Entries shown below:

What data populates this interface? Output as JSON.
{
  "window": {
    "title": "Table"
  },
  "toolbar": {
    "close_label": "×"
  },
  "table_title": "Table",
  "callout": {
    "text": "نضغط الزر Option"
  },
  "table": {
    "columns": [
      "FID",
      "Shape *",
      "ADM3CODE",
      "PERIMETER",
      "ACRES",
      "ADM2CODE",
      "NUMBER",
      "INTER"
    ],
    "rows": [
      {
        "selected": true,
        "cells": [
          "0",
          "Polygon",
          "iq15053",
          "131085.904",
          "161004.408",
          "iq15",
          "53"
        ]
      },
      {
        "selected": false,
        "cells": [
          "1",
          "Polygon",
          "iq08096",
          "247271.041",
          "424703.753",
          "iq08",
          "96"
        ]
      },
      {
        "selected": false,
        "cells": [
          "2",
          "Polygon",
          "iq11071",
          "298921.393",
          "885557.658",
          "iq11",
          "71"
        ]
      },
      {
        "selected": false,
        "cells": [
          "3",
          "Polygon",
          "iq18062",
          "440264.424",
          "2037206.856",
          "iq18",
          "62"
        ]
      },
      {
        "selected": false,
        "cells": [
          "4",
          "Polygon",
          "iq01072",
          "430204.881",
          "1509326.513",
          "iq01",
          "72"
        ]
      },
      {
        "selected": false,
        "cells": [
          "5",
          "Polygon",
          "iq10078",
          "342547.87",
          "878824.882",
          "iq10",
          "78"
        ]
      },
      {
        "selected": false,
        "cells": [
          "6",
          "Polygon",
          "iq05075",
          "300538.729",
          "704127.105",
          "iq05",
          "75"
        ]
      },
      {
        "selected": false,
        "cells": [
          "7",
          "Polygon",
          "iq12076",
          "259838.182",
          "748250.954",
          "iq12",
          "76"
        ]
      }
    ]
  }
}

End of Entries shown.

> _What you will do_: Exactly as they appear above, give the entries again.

> _Your solution_:
What data populates this interface? Output as JSON.
{
  "window": {
    "title": "Table"
  },
  "toolbar": {
    "close_label": "×"
  },
  "table_title": "Table",
  "callout": {
    "text": "نضغط الزر Option"
  },
  "table": {
    "columns": [
      "FID",
      "Shape *",
      "ADM3CODE",
      "PERIMETER",
      "ACRES",
      "ADM2CODE",
      "NUMBER",
      "INTER"
    ],
    "rows": [
      {
        "selected": true,
        "cells": [
          "0",
          "Polygon",
          "iq15053",
          "131085.904",
          "161004.408",
          "iq15",
          "53"
        ]
      },
      {
        "selected": false,
        "cells": [
          "1",
          "Polygon",
          "iq08096",
          "247271.041",
          "424703.753",
          "iq08",
          "96"
        ]
      },
      {
        "selected": false,
        "cells": [
          "2",
          "Polygon",
          "iq11071",
          "298921.393",
          "885557.658",
          "iq11",
          "71"
        ]
      },
      {
        "selected": false,
        "cells": [
          "3",
          "Polygon",
          "iq18062",
          "440264.424",
          "2037206.856",
          "iq18",
          "62"
        ]
      },
      {
        "selected": false,
        "cells": [
          "4",
          "Polygon",
          "iq01072",
          "430204.881",
          "1509326.513",
          "iq01",
          "72"
        ]
      },
      {
        "selected": false,
        "cells": [
          "5",
          "Polygon",
          "iq10078",
          "342547.87",
          "878824.882",
          "iq10",
          "78"
        ]
      },
      {
        "selected": false,
        "cells": [
          "6",
          "Polygon",
          "iq05075",
          "300538.729",
          "704127.105",
          "iq05",
          "75"
        ]
      },
      {
        "selected": false,
        "cells": [
          "7",
          "Polygon",
          "iq12076",
          "259838.182",
          "748250.954",
          "iq12",
          "76"
        ]
      }
    ]
  }
}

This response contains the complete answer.